- Exercise instructions: The pictures do not go in the copy. Reproduce the rest of the entries exactly.
(Task material begins)
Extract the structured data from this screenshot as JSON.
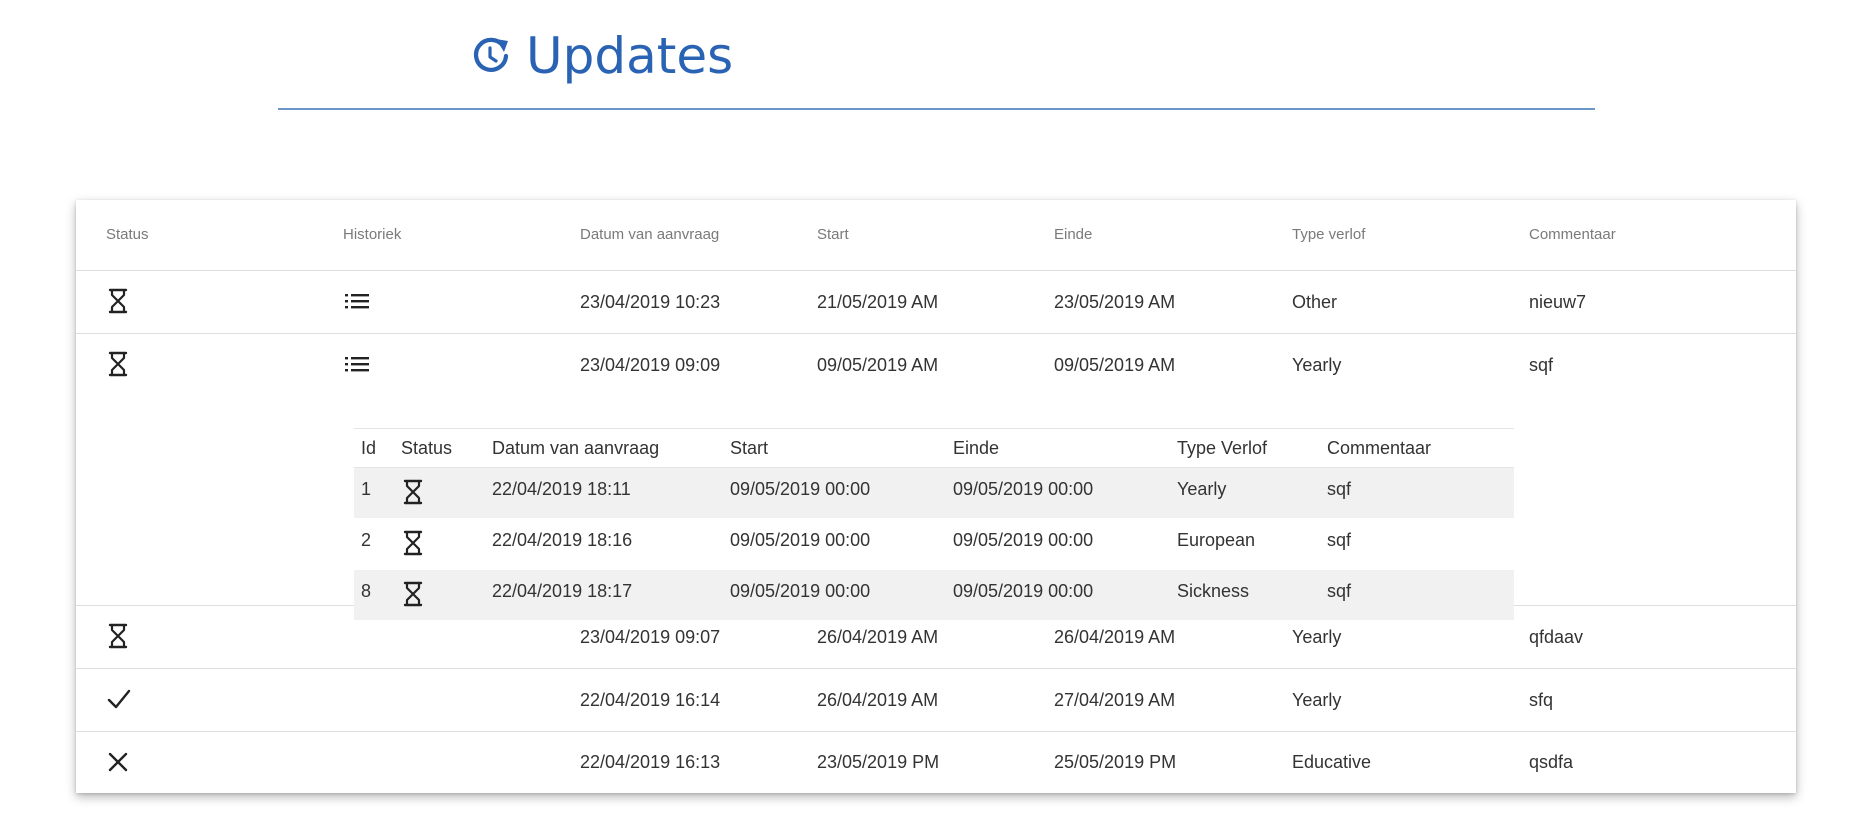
{
  "page": {
    "title": "Updates",
    "title_icon": "history-refresh-icon",
    "accent_color": "#2a63b3"
  },
  "table": {
    "headers": {
      "status": "Status",
      "historiek": "Historiek",
      "datum": "Datum van aanvraag",
      "start": "Start",
      "einde": "Einde",
      "type": "Type verlof",
      "commentaar": "Commentaar"
    },
    "rows": [
      {
        "status_icon": "hourglass-icon",
        "history_icon": "list-icon",
        "datum": "23/04/2019 10:23",
        "start": "21/05/2019 AM",
        "einde": "23/05/2019 AM",
        "type": "Other",
        "commentaar": "nieuw7"
      },
      {
        "status_icon": "hourglass-icon",
        "history_icon": "list-icon",
        "datum": "23/04/2019 09:09",
        "start": "09/05/2019 AM",
        "einde": "09/05/2019 AM",
        "type": "Yearly",
        "commentaar": "sqf"
      },
      {
        "status_icon": "hourglass-icon",
        "history_icon": "",
        "datum": "23/04/2019 09:07",
        "start": "26/04/2019 AM",
        "einde": "26/04/2019 AM",
        "type": "Yearly",
        "commentaar": "qfdaav"
      },
      {
        "status_icon": "check-icon",
        "history_icon": "",
        "datum": "22/04/2019 16:14",
        "start": "26/04/2019 AM",
        "einde": "27/04/2019 AM",
        "type": "Yearly",
        "commentaar": "sfq"
      },
      {
        "status_icon": "close-icon",
        "history_icon": "",
        "datum": "22/04/2019 16:13",
        "start": "23/05/2019 PM",
        "einde": "25/05/2019 PM",
        "type": "Educative",
        "commentaar": "qsdfa"
      }
    ]
  },
  "history": {
    "headers": {
      "id": "Id",
      "status": "Status",
      "datum": "Datum van aanvraag",
      "start": "Start",
      "einde": "Einde",
      "type": "Type Verlof",
      "commentaar": "Commentaar"
    },
    "rows": [
      {
        "id": "1",
        "status_icon": "hourglass-icon",
        "datum": "22/04/2019 18:11",
        "start": "09/05/2019 00:00",
        "einde": "09/05/2019 00:00",
        "type": "Yearly",
        "commentaar": "sqf"
      },
      {
        "id": "2",
        "status_icon": "hourglass-icon",
        "datum": "22/04/2019 18:16",
        "start": "09/05/2019 00:00",
        "einde": "09/05/2019 00:00",
        "type": "European",
        "commentaar": "sqf"
      },
      {
        "id": "8",
        "status_icon": "hourglass-icon",
        "datum": "22/04/2019 18:17",
        "start": "09/05/2019 00:00",
        "einde": "09/05/2019 00:00",
        "type": "Sickness",
        "commentaar": "sqf"
      }
    ]
  }
}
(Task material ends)
- Result:
Extract the structured data from this screenshot as JSON.
{
  "page": {
    "title": "Updates",
    "title_icon": "history-refresh-icon",
    "accent_color": "#2a63b3"
  },
  "table": {
    "headers": {
      "status": "Status",
      "historiek": "Historiek",
      "datum": "Datum van aanvraag",
      "start": "Start",
      "einde": "Einde",
      "type": "Type verlof",
      "commentaar": "Commentaar"
    },
    "rows": [
      {
        "status_icon": "hourglass-icon",
        "history_icon": "list-icon",
        "datum": "23/04/2019 10:23",
        "start": "21/05/2019 AM",
        "einde": "23/05/2019 AM",
        "type": "Other",
        "commentaar": "nieuw7"
      },
      {
        "status_icon": "hourglass-icon",
        "history_icon": "list-icon",
        "datum": "23/04/2019 09:09",
        "start": "09/05/2019 AM",
        "einde": "09/05/2019 AM",
        "type": "Yearly",
        "commentaar": "sqf"
      },
      {
        "status_icon": "hourglass-icon",
        "history_icon": "",
        "datum": "23/04/2019 09:07",
        "start": "26/04/2019 AM",
        "einde": "26/04/2019 AM",
        "type": "Yearly",
        "commentaar": "qfdaav"
      },
      {
        "status_icon": "check-icon",
        "history_icon": "",
        "datum": "22/04/2019 16:14",
        "start": "26/04/2019 AM",
        "einde": "27/04/2019 AM",
        "type": "Yearly",
        "commentaar": "sfq"
      },
      {
        "status_icon": "close-icon",
        "history_icon": "",
        "datum": "22/04/2019 16:13",
        "start": "23/05/2019 PM",
        "einde": "25/05/2019 PM",
        "type": "Educative",
        "commentaar": "qsdfa"
      }
    ]
  },
  "history": {
    "headers": {
      "id": "Id",
      "status": "Status",
      "datum": "Datum van aanvraag",
      "start": "Start",
      "einde": "Einde",
      "type": "Type Verlof",
      "commentaar": "Commentaar"
    },
    "rows": [
      {
        "id": "1",
        "status_icon": "hourglass-icon",
        "datum": "22/04/2019 18:11",
        "start": "09/05/2019 00:00",
        "einde": "09/05/2019 00:00",
        "type": "Yearly",
        "commentaar": "sqf"
      },
      {
        "id": "2",
        "status_icon": "hourglass-icon",
        "datum": "22/04/2019 18:16",
        "start": "09/05/2019 00:00",
        "einde": "09/05/2019 00:00",
        "type": "European",
        "commentaar": "sqf"
      },
      {
        "id": "8",
        "status_icon": "hourglass-icon",
        "datum": "22/04/2019 18:17",
        "start": "09/05/2019 00:00",
        "einde": "09/05/2019 00:00",
        "type": "Sickness",
        "commentaar": "sqf"
      }
    ]
  }
}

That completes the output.